━━━━━ Working data
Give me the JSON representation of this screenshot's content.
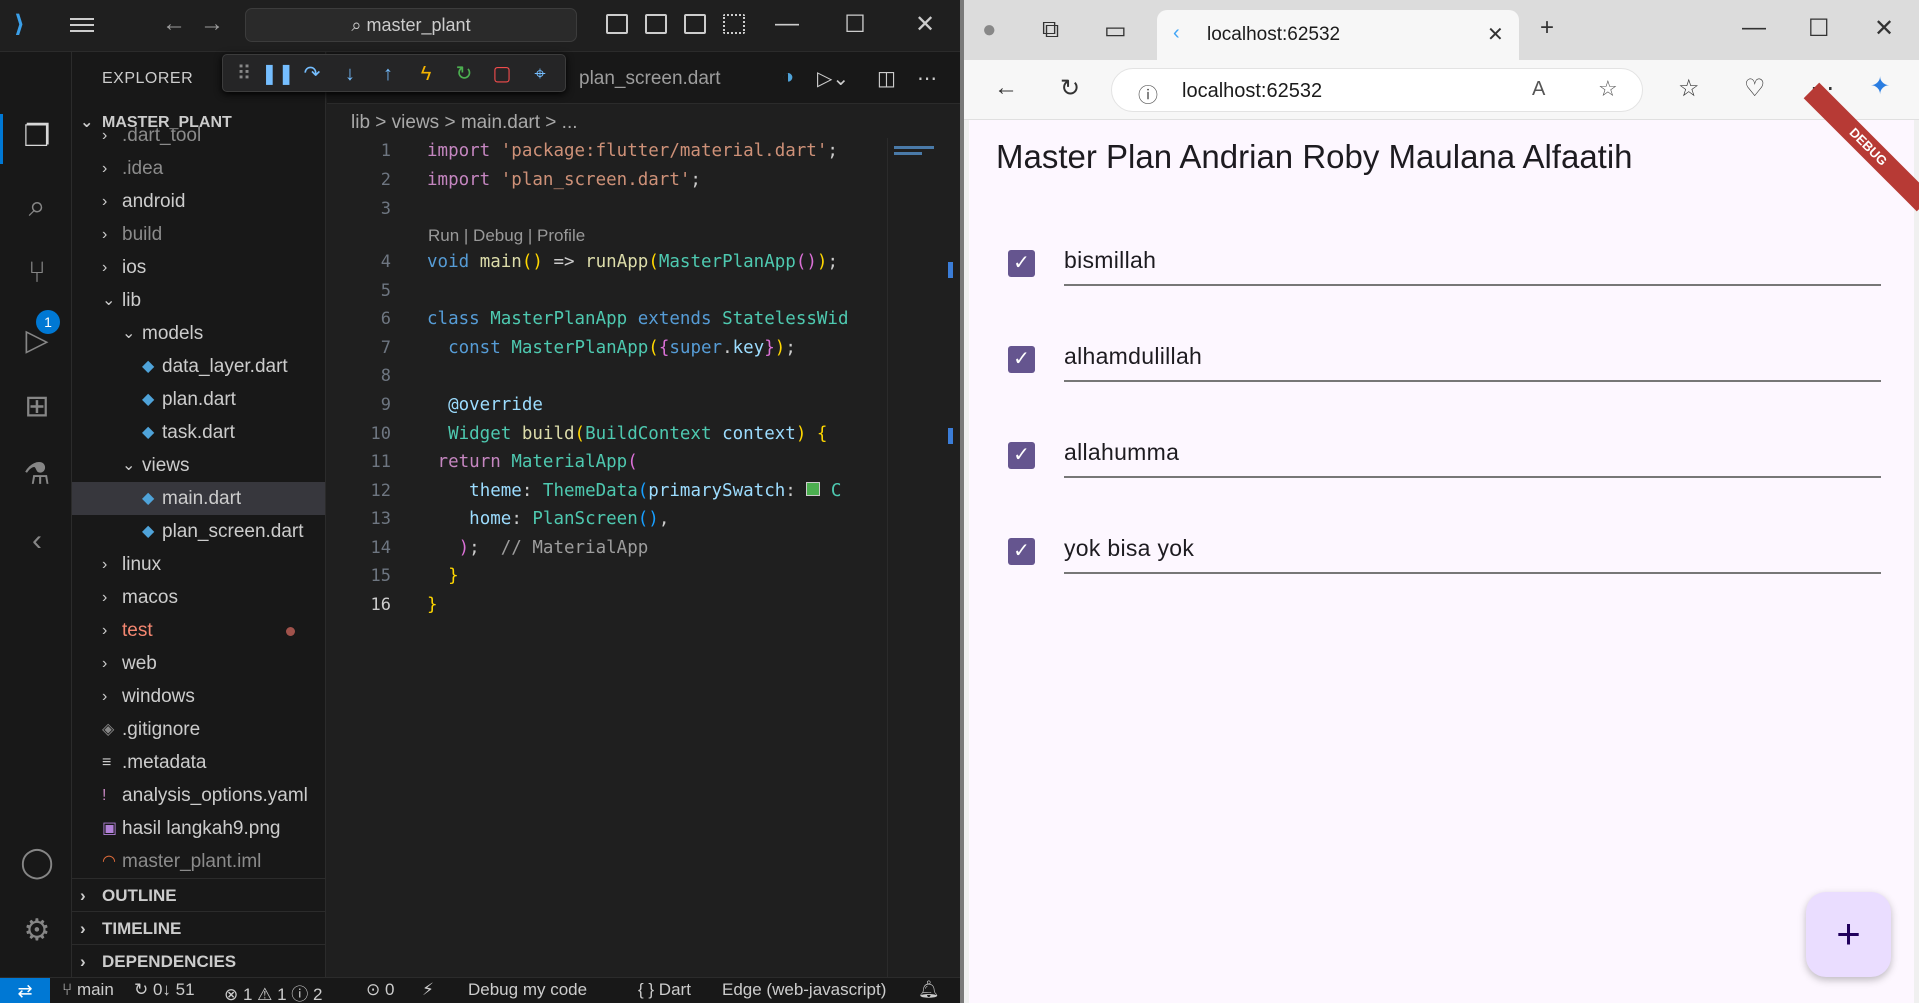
{
  "vscode": {
    "search": "master_plant",
    "explorer_title": "EXPLORER",
    "project": "MASTER_PLANT",
    "tab_label": "plan_screen.dart",
    "breadcrumb": "lib > views > main.dart > ...",
    "tree": [
      {
        "label": ".dart_tool",
        "type": "folder"
      },
      {
        "label": ".idea",
        "type": "folder"
      },
      {
        "label": "android",
        "type": "folder"
      },
      {
        "label": "build",
        "type": "folder"
      },
      {
        "label": "ios",
        "type": "folder"
      },
      {
        "label": "lib",
        "type": "folder-open"
      },
      {
        "label": "models",
        "type": "folder-open"
      },
      {
        "label": "data_layer.dart",
        "type": "dart"
      },
      {
        "label": "plan.dart",
        "type": "dart"
      },
      {
        "label": "task.dart",
        "type": "dart"
      },
      {
        "label": "views",
        "type": "folder-open"
      },
      {
        "label": "main.dart",
        "type": "dart"
      },
      {
        "label": "plan_screen.dart",
        "type": "dart"
      },
      {
        "label": "linux",
        "type": "folder"
      },
      {
        "label": "macos",
        "type": "folder"
      },
      {
        "label": "test",
        "type": "folder"
      },
      {
        "label": "web",
        "type": "folder"
      },
      {
        "label": "windows",
        "type": "folder"
      },
      {
        "label": ".gitignore",
        "type": "file"
      },
      {
        "label": ".metadata",
        "type": "file"
      },
      {
        "label": "analysis_options.yaml",
        "type": "file"
      },
      {
        "label": "hasil langkah9.png",
        "type": "image"
      },
      {
        "label": "master_plant.iml",
        "type": "file"
      }
    ],
    "sections": [
      "OUTLINE",
      "TIMELINE",
      "DEPENDENCIES"
    ],
    "codelens": "Run | Debug | Profile",
    "line_numbers": [
      "1",
      "2",
      "3",
      "4",
      "5",
      "6",
      "7",
      "8",
      "9",
      "10",
      "11",
      "12",
      "13",
      "14",
      "15",
      "16"
    ],
    "status": {
      "branch": "main",
      "sync": "0↓ 51",
      "problems": "⊗ 1 ⚠ 1 ⓘ 2",
      "ports": "0",
      "debug": "Debug my code",
      "language": "{ } Dart",
      "device": "Edge (web-javascript)"
    }
  },
  "browser": {
    "tab_title": "localhost:62532",
    "url": "localhost:62532",
    "app_title": "Master Plan Andrian Roby Maulana Alfaatih",
    "debug_banner": "DEBUG",
    "tasks": [
      {
        "label": "bismillah",
        "checked": true
      },
      {
        "label": "alhamdulillah",
        "checked": true
      },
      {
        "label": "allahumma",
        "checked": true
      },
      {
        "label": "yok bisa yok",
        "checked": true
      }
    ],
    "fab_label": "+"
  }
}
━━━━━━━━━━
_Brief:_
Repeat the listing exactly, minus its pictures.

_Answer for the task:_
Give me the JSON representation of this screenshot's content.
{
  "vscode": {
    "search": "master_plant",
    "explorer_title": "EXPLORER",
    "project": "MASTER_PLANT",
    "tab_label": "plan_screen.dart",
    "breadcrumb": "lib > views > main.dart > ...",
    "tree": [
      {
        "label": ".dart_tool",
        "type": "folder"
      },
      {
        "label": ".idea",
        "type": "folder"
      },
      {
        "label": "android",
        "type": "folder"
      },
      {
        "label": "build",
        "type": "folder"
      },
      {
        "label": "ios",
        "type": "folder"
      },
      {
        "label": "lib",
        "type": "folder-open"
      },
      {
        "label": "models",
        "type": "folder-open"
      },
      {
        "label": "data_layer.dart",
        "type": "dart"
      },
      {
        "label": "plan.dart",
        "type": "dart"
      },
      {
        "label": "task.dart",
        "type": "dart"
      },
      {
        "label": "views",
        "type": "folder-open"
      },
      {
        "label": "main.dart",
        "type": "dart"
      },
      {
        "label": "plan_screen.dart",
        "type": "dart"
      },
      {
        "label": "linux",
        "type": "folder"
      },
      {
        "label": "macos",
        "type": "folder"
      },
      {
        "label": "test",
        "type": "folder"
      },
      {
        "label": "web",
        "type": "folder"
      },
      {
        "label": "windows",
        "type": "folder"
      },
      {
        "label": ".gitignore",
        "type": "file"
      },
      {
        "label": ".metadata",
        "type": "file"
      },
      {
        "label": "analysis_options.yaml",
        "type": "file"
      },
      {
        "label": "hasil langkah9.png",
        "type": "image"
      },
      {
        "label": "master_plant.iml",
        "type": "file"
      }
    ],
    "sections": [
      "OUTLINE",
      "TIMELINE",
      "DEPENDENCIES"
    ],
    "codelens": "Run | Debug | Profile",
    "line_numbers": [
      "1",
      "2",
      "3",
      "4",
      "5",
      "6",
      "7",
      "8",
      "9",
      "10",
      "11",
      "12",
      "13",
      "14",
      "15",
      "16"
    ],
    "status": {
      "branch": "main",
      "sync": "0↓ 51",
      "problems": "⊗ 1 ⚠ 1 ⓘ 2",
      "ports": "0",
      "debug": "Debug my code",
      "language": "{ } Dart",
      "device": "Edge (web-javascript)"
    }
  },
  "browser": {
    "tab_title": "localhost:62532",
    "url": "localhost:62532",
    "app_title": "Master Plan Andrian Roby Maulana Alfaatih",
    "debug_banner": "DEBUG",
    "tasks": [
      {
        "label": "bismillah",
        "checked": true
      },
      {
        "label": "alhamdulillah",
        "checked": true
      },
      {
        "label": "allahumma",
        "checked": true
      },
      {
        "label": "yok bisa yok",
        "checked": true
      }
    ],
    "fab_label": "+"
  }
}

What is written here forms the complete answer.